The primary antagonist of the series, voiced by Paul Rugg. He might sound non-threatening, but he constantly hatches plots to conquer Udrogoth. However, his plans are often as absurd as his name, leading to hilarious outcomes. Despite his ambitions, he’s not the brightest villain around.
- The Narrator
Voiced by Jeff Bennett, the Narrator or “Storyteller” provides amusing commentary throughout the episodes. He’s unique in regularly interacting with the characters, breaking the fourth wall. His exchanges with the cast, especially with the antagonists trying to control the narrative, make for some of the show’s funniest moments.
Dave’s sarcastic enchanted sword, she’s sharp in more ways than one. Lula frequently shows her frustration with Dave’s non-barbaric behavior and often laments her fate of being wielded by such a gentle barbarian. She’s been part of many adventures, and her history occasionally intersects with some of the show’s villains.
Dave’s pet dragon, who behaves more like a dog. Despite being a dragon, Faffy isn’t particularly fierce and often ends up causing more trouble than helping. He has an obsession with shiny objects, especially lightning bolts, which he collects.
- Dinky and Cheezette
Two moles from Moleland who occasionally surface to assist or interact with Dave and his family. They usually have comical roles and show admiration for Dave and his sisters.
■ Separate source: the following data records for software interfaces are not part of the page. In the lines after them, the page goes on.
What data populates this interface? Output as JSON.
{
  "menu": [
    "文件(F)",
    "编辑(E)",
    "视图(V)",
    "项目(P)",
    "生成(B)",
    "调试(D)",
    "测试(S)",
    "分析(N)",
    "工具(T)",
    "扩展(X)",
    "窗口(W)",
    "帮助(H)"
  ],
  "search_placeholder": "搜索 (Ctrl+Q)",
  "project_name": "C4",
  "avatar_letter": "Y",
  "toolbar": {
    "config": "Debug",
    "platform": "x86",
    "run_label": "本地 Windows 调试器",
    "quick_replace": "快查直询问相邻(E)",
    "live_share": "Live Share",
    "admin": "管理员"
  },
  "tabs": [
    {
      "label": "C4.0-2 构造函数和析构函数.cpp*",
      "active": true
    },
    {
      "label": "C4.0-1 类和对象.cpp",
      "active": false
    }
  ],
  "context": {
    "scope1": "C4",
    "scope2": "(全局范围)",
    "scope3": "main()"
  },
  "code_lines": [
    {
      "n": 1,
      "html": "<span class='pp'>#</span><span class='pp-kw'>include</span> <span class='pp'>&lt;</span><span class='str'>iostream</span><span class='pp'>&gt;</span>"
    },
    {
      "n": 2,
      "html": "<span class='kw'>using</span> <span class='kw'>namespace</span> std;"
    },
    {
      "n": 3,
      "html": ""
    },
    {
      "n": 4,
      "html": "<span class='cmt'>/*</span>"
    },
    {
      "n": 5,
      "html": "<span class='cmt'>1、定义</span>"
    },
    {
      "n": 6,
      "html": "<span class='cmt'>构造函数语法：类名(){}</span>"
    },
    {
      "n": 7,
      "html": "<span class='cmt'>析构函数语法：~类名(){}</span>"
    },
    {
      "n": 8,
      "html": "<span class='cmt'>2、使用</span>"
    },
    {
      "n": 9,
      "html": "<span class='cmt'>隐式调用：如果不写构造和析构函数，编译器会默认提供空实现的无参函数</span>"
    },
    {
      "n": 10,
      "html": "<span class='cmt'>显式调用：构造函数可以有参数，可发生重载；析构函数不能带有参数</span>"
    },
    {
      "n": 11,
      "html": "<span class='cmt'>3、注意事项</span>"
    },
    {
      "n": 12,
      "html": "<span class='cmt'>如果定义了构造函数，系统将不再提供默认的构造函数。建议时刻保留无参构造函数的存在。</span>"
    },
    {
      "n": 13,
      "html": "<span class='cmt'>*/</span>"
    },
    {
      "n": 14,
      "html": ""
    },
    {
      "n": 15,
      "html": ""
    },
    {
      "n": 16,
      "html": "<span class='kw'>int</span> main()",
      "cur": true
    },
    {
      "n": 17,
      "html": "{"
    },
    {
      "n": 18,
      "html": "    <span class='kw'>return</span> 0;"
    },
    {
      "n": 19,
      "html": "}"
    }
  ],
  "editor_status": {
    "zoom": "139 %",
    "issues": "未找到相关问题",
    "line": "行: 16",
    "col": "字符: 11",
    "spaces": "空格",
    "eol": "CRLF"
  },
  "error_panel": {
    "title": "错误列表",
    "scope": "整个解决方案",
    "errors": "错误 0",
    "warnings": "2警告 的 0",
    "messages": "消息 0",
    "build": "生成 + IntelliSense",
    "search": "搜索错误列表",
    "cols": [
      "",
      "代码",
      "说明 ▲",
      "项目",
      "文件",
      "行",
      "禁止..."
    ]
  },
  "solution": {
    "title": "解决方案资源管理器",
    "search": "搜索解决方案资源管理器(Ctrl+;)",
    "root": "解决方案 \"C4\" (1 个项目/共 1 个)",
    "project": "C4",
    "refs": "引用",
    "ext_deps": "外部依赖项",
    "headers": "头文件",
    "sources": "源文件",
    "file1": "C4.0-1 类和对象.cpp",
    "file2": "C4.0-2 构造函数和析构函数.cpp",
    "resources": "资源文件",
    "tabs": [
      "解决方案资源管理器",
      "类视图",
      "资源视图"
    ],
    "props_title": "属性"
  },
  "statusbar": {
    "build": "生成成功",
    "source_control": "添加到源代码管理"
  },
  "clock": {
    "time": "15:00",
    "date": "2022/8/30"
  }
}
The god of freshly laundered trousers, he is one of the show’s recurring antagonists. Quosmir has a lot of powers but also a lot of quirks, making him a hilarious deity with a keen sense of fashion.
- The Dark Lord Chuckles the Silly Piggy
As mentioned, he’s the primary antagonist. Chuckles wears a waistcoat and possesses the “Mystic Amulet of Hogswineboar”, a powerful artifact. Though he’s a main character, his antics and the methods he uses to try to take over Udrogoth are diverse enough to earn him a place in the villains’ list too.
- Princess Irmaplotz
An evil princess and sorceress who has a complicated relationship with Dave. She’s torn between her romantic feelings for him and her desire to be evil, which leads to a lot of internal conflict and funny scenarios.
- Queen Zonthara
Irmaplotz’s mother and a more competent sorceress. She’s more straightforward in her evil endeavors and often expresses her disappointment in her daughter’s failure to be genuinely wicked.
- Ned Frischman
A geek from the future who travels back to Udrogoth with advanced technology, trying to conquer the past because he feels unappreciated in his own time.
A sorcerer and rival to Chuckles who also has his eyes set on conquering Udrogoth. He occasionally teams up with other villains but is also just as likely to work against them.
The Subtle Life Lessons
Beneath its layer of humor, “Dave the Barbarian” also incorporates valuable life lessons. Themes like the importance of family, overcoming personal fears, and embracing one’s uniqueness are seamlessly woven into the narrative.
For instance, Dave’s love for culinary arts in a world that expects him to be a ruthless barbarian underscores the message of being true to oneself.
In episodes where the siblings squabble or face personal dilemmas, resolutions are always framed within the context of understanding, love, and compromise. It’s a subtle reminder for viewers, especially younger ones, about the core values that matter in life.
Is Dave The Barbarian Worth A Watch?
I am completely enamored with this TV series and have become a devoted fan!
Drawing inspiration from classics like Bullwinkle, George of the Jungle, and Animaniacs, this cartoon masterfully blends their essence, throwing in a pinch of the Ren & Stimpy vibe for added zest.
Its zany antics and witty humor, capable of eliciting uncontrollable giggles over things as bizarre as evil lederhosen, resonate with toddlers, preschoolers, and adults alike. It’s a rare gem in the realm of animation.
Give it a shot, and there are only two outcomes: you’ll either become instantly enamored, or it just might not be your cup of tea. This cartoon isn’t just a kids’ treat; it artfully caters to diverse age groups, ensuring that everyone, from the youngest to the oldest, finds something to chuckle at.
Dave the Barbarian – E01
- Danny Cooksey
- Erica Luttrell
- Tress MacNeille
- Kevin Michael Richardson
- Frank Welker
- Estelle Harris